- Create a third e-mail account for financial accounts e.g. online banking etc.
- Lastly, create one account for contacts that you and the abuser both know - they may give your new e-mail to the abuser.
Having multiple accounts is safer because if your abuser gets hold of one, the others remain safe. Managing multiple e-mail accounts does not need to be difficult. In most e-mail services' settings there are options to import e-mail from other accounts, even if they are from other service providers. For example, you may have a Hotmail account, a Yahoo! account, and an AOL account. By importing all your accounts into one service, you can easily manage them all from one spot.
Stay anonymous when creating new e-mail accounts
Unless an e-mail account is related to your professional life where you need to use your name, make your e-mail names anonymous so they do not identify you - not by name, birth date, age, location, ethnicity, work descriptor (like teacher, dancer) or other characteristic. It is also advisable not to create an e-mail name that is sexually suggestive, or expresses emotion.
Once you've created the new e-mail accounts, check to be sure the service doesn't expose your real name as well. To find out if your e-mail service displays your real name, send yourself an e-mail and check to see if your real name is displayed alongside your e-mail name in the sender field. Real names are displayed by default on e-mails you send from many of the major e-mail services. In the example below, you'll see how a woman who chose 'ann_s' as her e-mail name, also had her full name - Ann White - exposed.
NOTE: Other e-mail services have their own procedures for changing the display of your name in sent messages. If your e-mail service displays your name and you can't find how to hide this, e-mail your provider or search online for the proper procedure. If the provider doesn't allow you to hide your real name, use a different service.
Many sites ask you to answer a 'password hint' or 'security' question from a drop-down list. Unfortunately, many of the questions ask for answers that can be found in publicly available information such as your place of birth, a school you attended, or your mother's maiden name. In cases of domestic violence, chances are that your abuser will not only know these answers, but also know the correct answers to questions like the name of a favourite pet, your best friend in primary school, etc.
Answering any of these questions correctly could allow your abuser to get into, and take over, your account.

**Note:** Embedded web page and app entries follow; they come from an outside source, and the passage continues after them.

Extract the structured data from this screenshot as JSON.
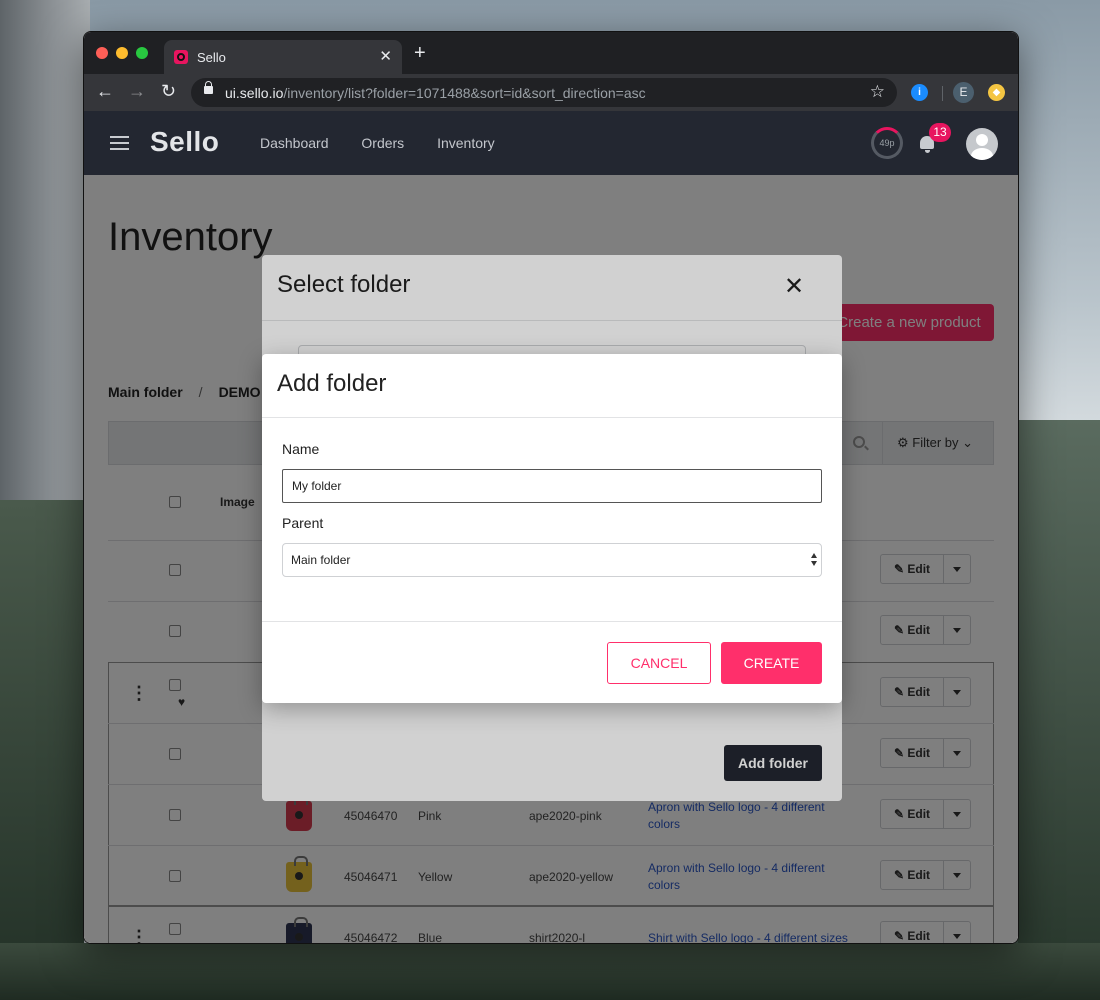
{
  "browser": {
    "tab_title": "Sello",
    "url_host": "ui.sello.io",
    "url_path": "/inventory/list?folder=1071488&sort=id&sort_direction=asc",
    "profile_initial": "E"
  },
  "header": {
    "logo": "Sello",
    "nav": [
      "Dashboard",
      "Orders",
      "Inventory"
    ],
    "usage": "49p",
    "notification_count": "13"
  },
  "page": {
    "title": "Inventory",
    "create_product_label": "Create a new product",
    "breadcrumb": [
      "Main folder",
      "DEMO"
    ],
    "filter_label": "Filter by",
    "image_header": "Image"
  },
  "rows": [
    {
      "id": "45046470",
      "variant": "Pink",
      "sku": "ape2020-pink",
      "title": "Apron with Sello logo - 4 different colors"
    },
    {
      "id": "45046471",
      "variant": "Yellow",
      "sku": "ape2020-yellow",
      "title": "Apron with Sello logo - 4 different colors"
    },
    {
      "id": "45046472",
      "variant": "Blue",
      "sku": "shirt2020-l",
      "title": "Shirt with Sello logo - 4 different sizes"
    }
  ],
  "edit_label": "Edit",
  "select_folder_modal": {
    "title": "Select folder",
    "add_folder_label": "Add folder"
  },
  "add_folder_modal": {
    "title": "Add folder",
    "name_label": "Name",
    "name_value": "My folder",
    "parent_label": "Parent",
    "parent_value": "Main folder",
    "cancel_label": "CANCEL",
    "create_label": "CREATE"
  },
  "colors": {
    "accent": "#ff2f6b",
    "header_bg": "#232731",
    "link": "#2a56c6"
  }
}
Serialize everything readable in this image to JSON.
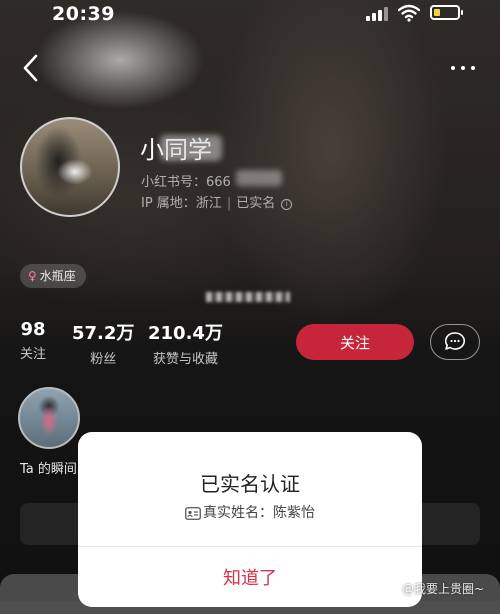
{
  "status_bar": {
    "time": "20:39"
  },
  "profile": {
    "nickname": "小同学",
    "red_id": "小红书号：666",
    "ip_location": "IP 属地：浙江",
    "verified_text": "已实名",
    "tag": "水瓶座"
  },
  "stats": [
    {
      "value": "98",
      "label": "关注"
    },
    {
      "value": "57.2万",
      "label": "粉丝"
    },
    {
      "value": "210.4万",
      "label": "获赞与收藏"
    }
  ],
  "actions": {
    "follow_label": "关注"
  },
  "moments": {
    "label": "Ta 的瞬间"
  },
  "modal": {
    "title": "已实名认证",
    "name_line": "真实姓名：陈紫怡",
    "ok_label": "知道了"
  },
  "watermark": "@我要上贵圈~",
  "colors": {
    "accent": "#c7263a",
    "modal_ok": "#d6324a"
  }
}
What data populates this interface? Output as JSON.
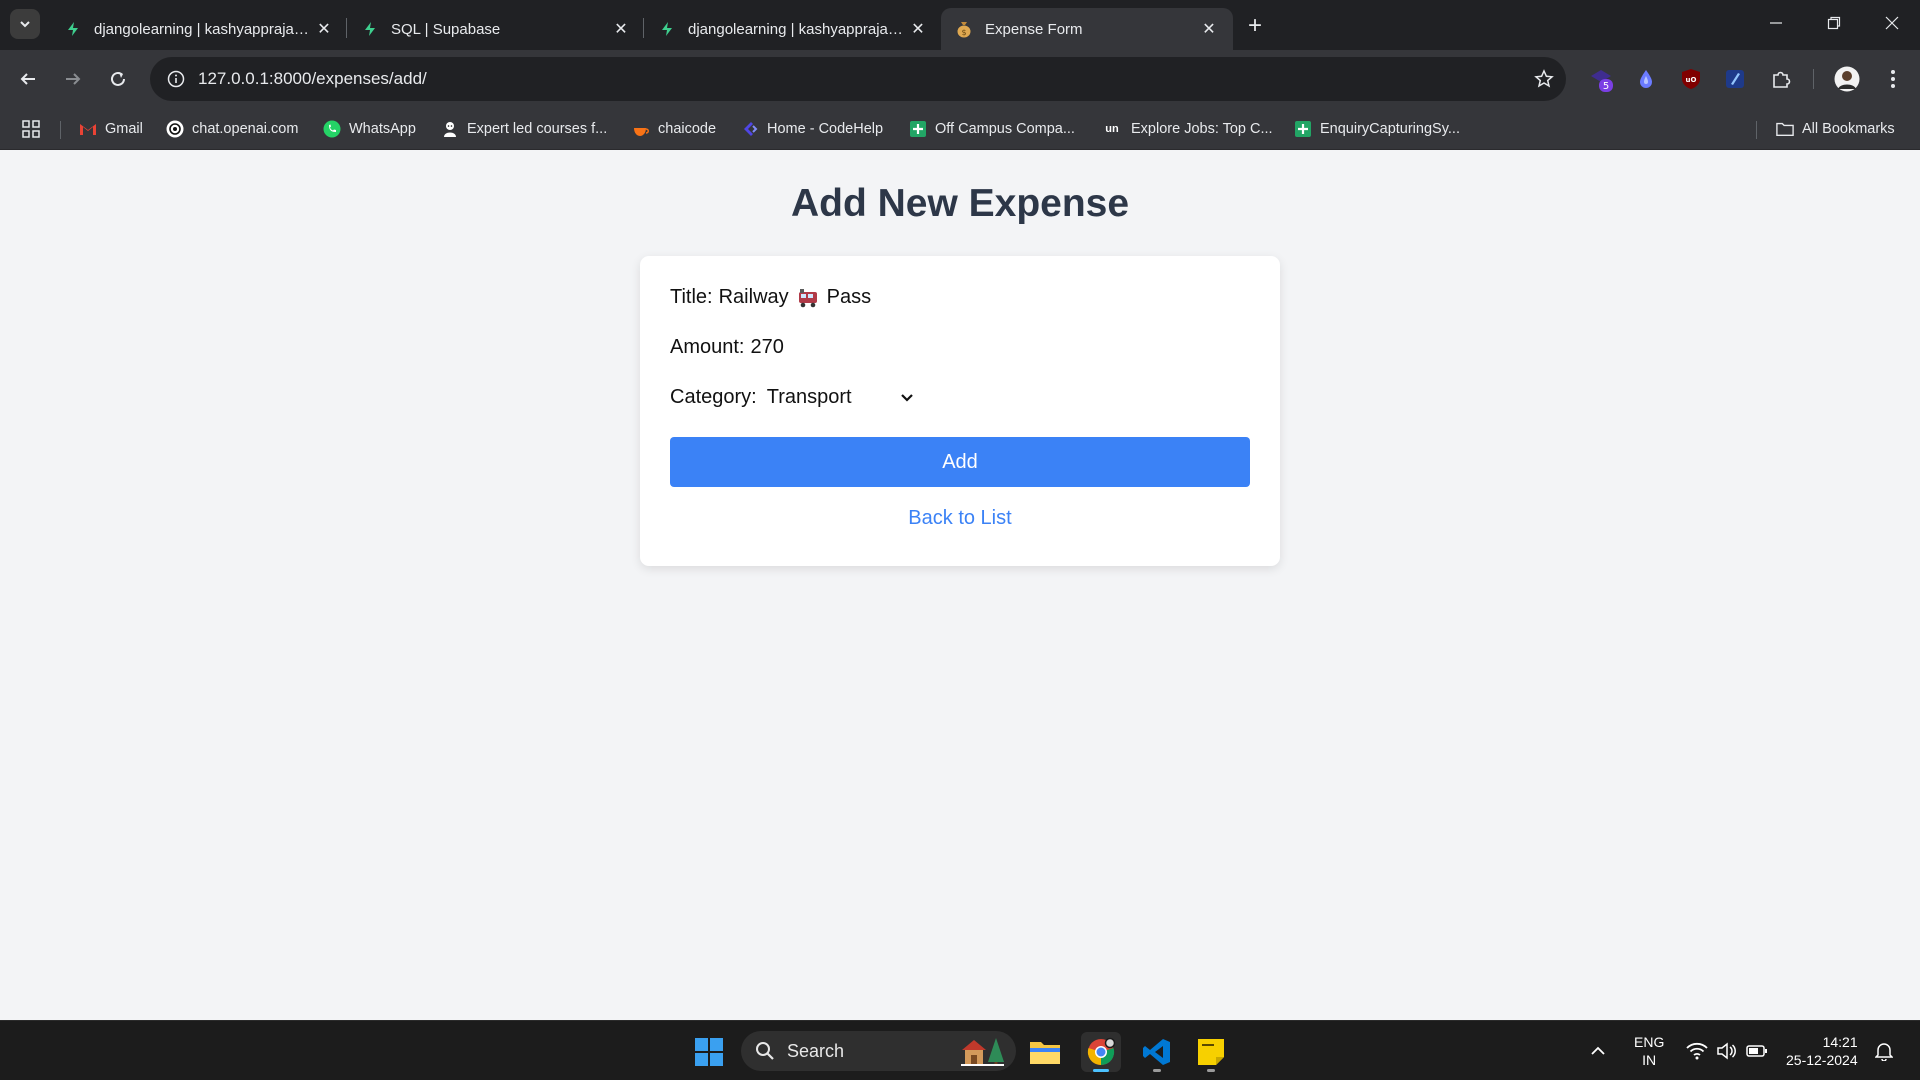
{
  "browser": {
    "tabs": [
      {
        "title": "djangolearning | kashyapprajapat",
        "active": false
      },
      {
        "title": "SQL | Supabase",
        "active": false
      },
      {
        "title": "djangolearning | kashyapprajapat",
        "active": false
      },
      {
        "title": "Expense Form",
        "active": true
      }
    ],
    "url": "127.0.0.1:8000/expenses/add/",
    "extension_badge": "5",
    "bookmarks": [
      {
        "label": "Gmail",
        "icon": "gmail-icon"
      },
      {
        "label": "chat.openai.com",
        "icon": "openai-icon"
      },
      {
        "label": "WhatsApp",
        "icon": "whatsapp-icon"
      },
      {
        "label": "Expert led courses f...",
        "icon": "course-icon"
      },
      {
        "label": "chaicode",
        "icon": "chaicode-icon"
      },
      {
        "label": "Home - CodeHelp",
        "icon": "codehelp-icon"
      },
      {
        "label": "Off Campus Compa...",
        "icon": "sheets-icon"
      },
      {
        "label": "Explore Jobs: Top C...",
        "icon": "unstop-icon"
      },
      {
        "label": "EnquiryCapturingSy...",
        "icon": "sheets-icon"
      }
    ],
    "all_bookmarks_label": "All Bookmarks"
  },
  "page": {
    "heading": "Add New Expense",
    "title_label": "Title:",
    "title_before_emoji": "Railway",
    "title_after_emoji": "Pass",
    "amount_label": "Amount:",
    "amount_value": "270",
    "category_label": "Category:",
    "category_value": "Transport",
    "add_button": "Add",
    "back_link": "Back to List"
  },
  "taskbar": {
    "search_label": "Search",
    "lang_line1": "ENG",
    "lang_line2": "IN",
    "time": "14:21",
    "date": "25-12-2024"
  },
  "colors": {
    "accent": "#3b82f6",
    "heading": "#2d3748",
    "page_bg": "#f3f4f6"
  }
}
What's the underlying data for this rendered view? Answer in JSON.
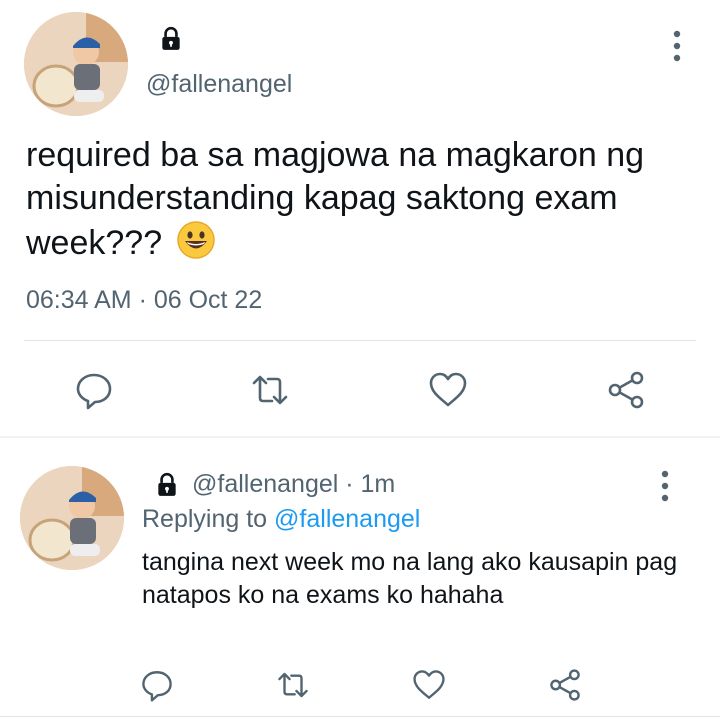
{
  "main_tweet": {
    "handle": "@fallenangel",
    "text": "required ba sa magjowa na magkaron ng misunderstanding kapag saktong exam week???",
    "emoji": "grinning-face",
    "timestamp": "06:34 AM · 06 Oct 22",
    "icons": {
      "lock": "lock-icon",
      "more": "more-vertical-icon",
      "reply": "reply-icon",
      "retweet": "retweet-icon",
      "like": "heart-icon",
      "share": "share-icon"
    }
  },
  "reply_tweet": {
    "handle_and_time": "@fallenangel · 1m",
    "replying_to_prefix": "Replying to",
    "replying_to_mention": "@fallenangel",
    "text": "tangina next week mo na lang ako kausapin pag natapos ko na exams ko hahaha"
  },
  "colors": {
    "text": "#0f1419",
    "secondary": "#536471",
    "mention": "#1d9bf0",
    "divider": "#dfe3e6"
  }
}
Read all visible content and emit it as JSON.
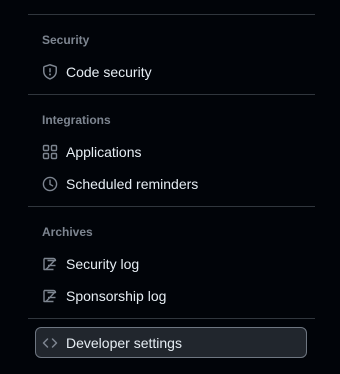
{
  "sections": [
    {
      "heading": "Security",
      "items": [
        {
          "label": "Code security",
          "icon": "shield-icon"
        }
      ]
    },
    {
      "heading": "Integrations",
      "items": [
        {
          "label": "Applications",
          "icon": "apps-grid-icon"
        },
        {
          "label": "Scheduled reminders",
          "icon": "clock-icon"
        }
      ]
    },
    {
      "heading": "Archives",
      "items": [
        {
          "label": "Security log",
          "icon": "log-icon"
        },
        {
          "label": "Sponsorship log",
          "icon": "log-icon"
        }
      ]
    }
  ],
  "footer_item": {
    "label": "Developer settings",
    "icon": "code-icon"
  },
  "colors": {
    "background": "#010409",
    "text": "#e6edf3",
    "muted": "#7d8590",
    "divider": "#30363d",
    "selected_bg": "#21262d",
    "selected_border": "#6e7681"
  }
}
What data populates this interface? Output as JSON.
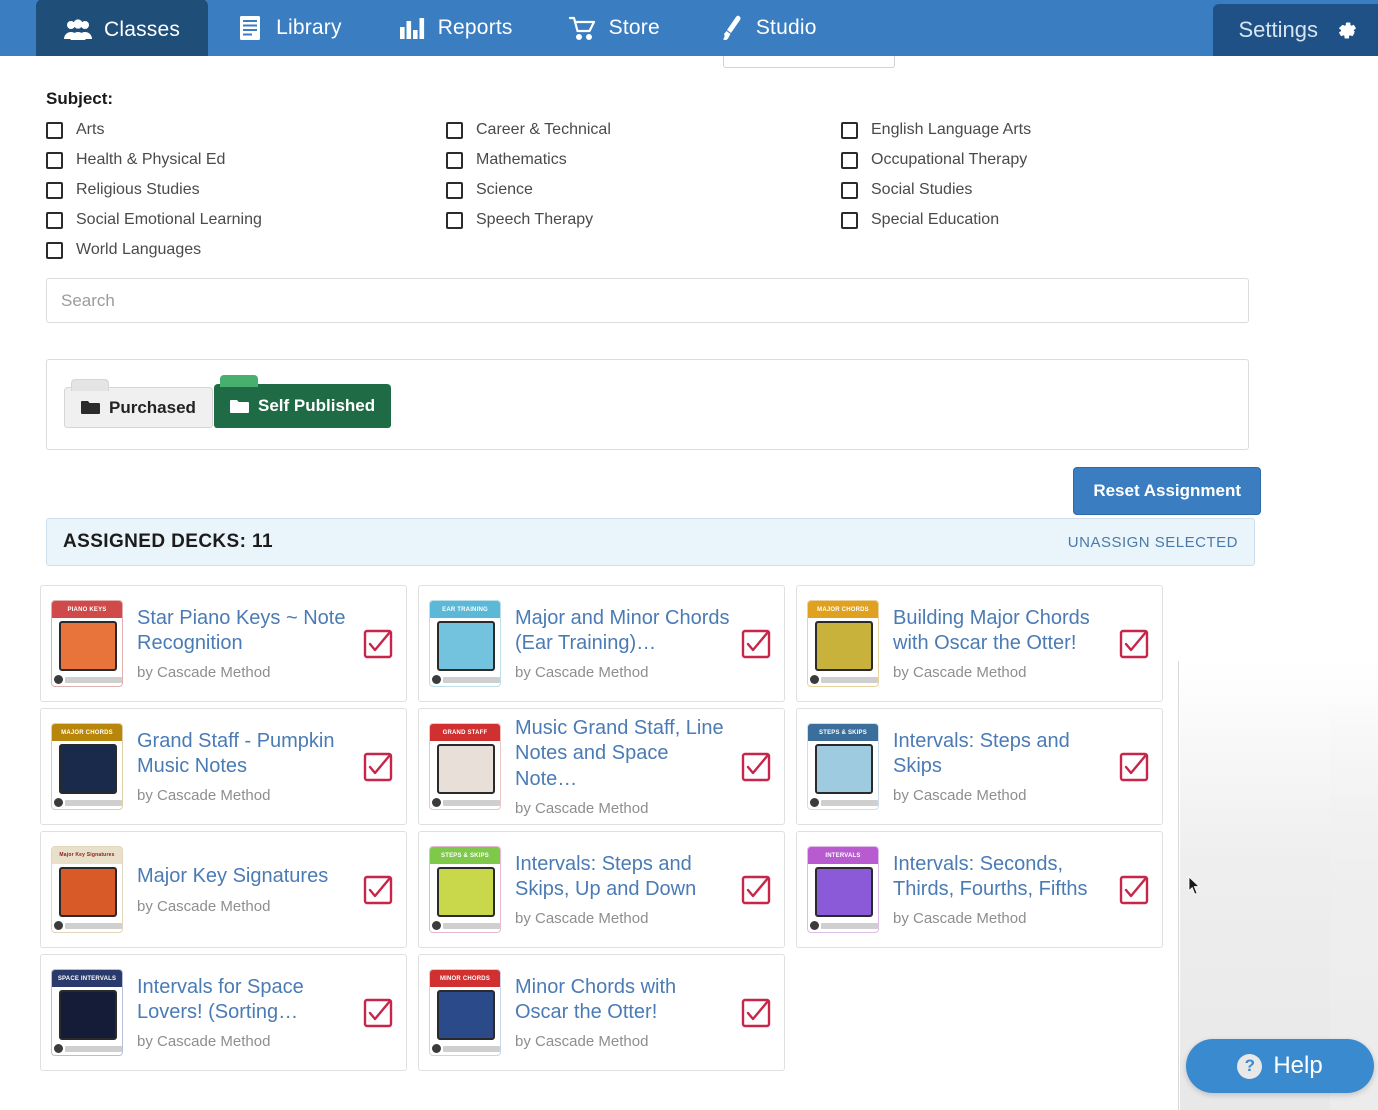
{
  "nav": {
    "items": [
      {
        "label": "Classes",
        "icon": "people-icon",
        "active": true
      },
      {
        "label": "Library",
        "icon": "book-icon",
        "active": false
      },
      {
        "label": "Reports",
        "icon": "bar-chart-icon",
        "active": false
      },
      {
        "label": "Store",
        "icon": "shopping-cart-icon",
        "active": false
      },
      {
        "label": "Studio",
        "icon": "paintbrush-icon",
        "active": false
      }
    ],
    "settings_label": "Settings",
    "settings_icon": "gear-icon",
    "bar_color": "#3a7dc0",
    "active_color": "#1f4e79"
  },
  "subject": {
    "title": "Subject:",
    "options": [
      "Arts",
      "Career & Technical",
      "English Language Arts",
      "Health & Physical Ed",
      "Mathematics",
      "Occupational Therapy",
      "Religious Studies",
      "Science",
      "Social Studies",
      "Social Emotional Learning",
      "Speech Therapy",
      "Special Education",
      "World Languages"
    ]
  },
  "search": {
    "placeholder": "Search",
    "value": ""
  },
  "folders": {
    "tabs": [
      {
        "label": "Purchased",
        "icon": "folder-icon",
        "active": false
      },
      {
        "label": "Self Published",
        "icon": "folder-icon",
        "active": true
      }
    ],
    "active_color": "#1f6b46"
  },
  "actions": {
    "reset_label": "Reset Assignment"
  },
  "assigned": {
    "label": "ASSIGNED DECKS: 11",
    "count": 11,
    "unassign_label": "UNASSIGN SELECTED"
  },
  "decks": [
    {
      "title": "Star Piano Keys ~ Note Recognition",
      "author": "by Cascade Method",
      "checked": true,
      "thumb": {
        "header": "PIANO KEYS",
        "header_bg": "#d04a4a",
        "screen_bg": "#e8743c",
        "border": "#e0b0b0"
      }
    },
    {
      "title": "Major and Minor Chords (Ear Training)…",
      "author": "by Cascade Method",
      "checked": true,
      "thumb": {
        "header": "EAR TRAINING",
        "header_bg": "#5bb8d6",
        "screen_bg": "#74c3de",
        "border": "#bcdfe9"
      }
    },
    {
      "title": "Building Major Chords with Oscar the Otter!",
      "author": "by Cascade Method",
      "checked": true,
      "thumb": {
        "header": "MAJOR CHORDS",
        "header_bg": "#e0a020",
        "screen_bg": "#c8b23c",
        "border": "#e8d3a0"
      }
    },
    {
      "title": "Grand Staff - Pumpkin Music Notes",
      "author": "by Cascade Method",
      "checked": true,
      "thumb": {
        "header": "MAJOR CHORDS",
        "header_bg": "#b8860b",
        "screen_bg": "#1a2a4a",
        "border": "#ddd0a8"
      }
    },
    {
      "title": "Music Grand Staff, Line Notes and Space Note…",
      "author": "by Cascade Method",
      "checked": true,
      "thumb": {
        "header": "GRAND STAFF",
        "header_bg": "#d03030",
        "screen_bg": "#e8e0d8",
        "border": "#ecc4c4"
      }
    },
    {
      "title": "Intervals: Steps and Skips",
      "author": "by Cascade Method",
      "checked": true,
      "thumb": {
        "header": "STEPS & SKIPS",
        "header_bg": "#3c6e9c",
        "screen_bg": "#9ecbe0",
        "border": "#cfdde8"
      }
    },
    {
      "title": "Major Key Signatures",
      "author": "by Cascade Method",
      "checked": true,
      "thumb": {
        "header": "Major Key Signatures",
        "header_bg": "#e8e0c8",
        "screen_bg": "#d85a28",
        "border": "#e0d6bc"
      }
    },
    {
      "title": "Intervals: Steps and Skips, Up and Down",
      "author": "by Cascade Method",
      "checked": true,
      "thumb": {
        "header": "STEPS & SKIPS",
        "header_bg": "#7ec84a",
        "screen_bg": "#c8d84a",
        "border": "#e8b8d0"
      }
    },
    {
      "title": "Intervals: Seconds, Thirds, Fourths, Fifths",
      "author": "by Cascade Method",
      "checked": true,
      "thumb": {
        "header": "INTERVALS",
        "header_bg": "#b85ad0",
        "screen_bg": "#8a5ad8",
        "border": "#ddbce8"
      }
    },
    {
      "title": "Intervals for Space Lovers! (Sorting…",
      "author": "by Cascade Method",
      "checked": true,
      "thumb": {
        "header": "SPACE INTERVALS",
        "header_bg": "#2a3a6a",
        "screen_bg": "#141c38",
        "border": "#b8c0d8"
      }
    },
    {
      "title": "Minor Chords with Oscar the Otter!",
      "author": "by Cascade Method",
      "checked": true,
      "thumb": {
        "header": "MINOR CHORDS",
        "header_bg": "#d03030",
        "screen_bg": "#2a4a8a",
        "border": "#c8d4e8"
      }
    }
  ],
  "help": {
    "label": "Help",
    "icon": "question-mark-icon"
  },
  "colors": {
    "accent_blue": "#3a7dc0",
    "link_blue": "#4a7bb5",
    "check_red": "#c8254a",
    "panel_blue": "#eaf4fb"
  }
}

If none of the security questions allow you to give an answer that others couldn't discover, use a fake answer - just remember it! The service doesn't know if your answer is correct, it verifies only that you can repeat the answer you gave before. For example, what is your mother's maiden name? Purple Butterfly. Your first car? Green Butterfly. The city you were born in? Yellow Butterfly.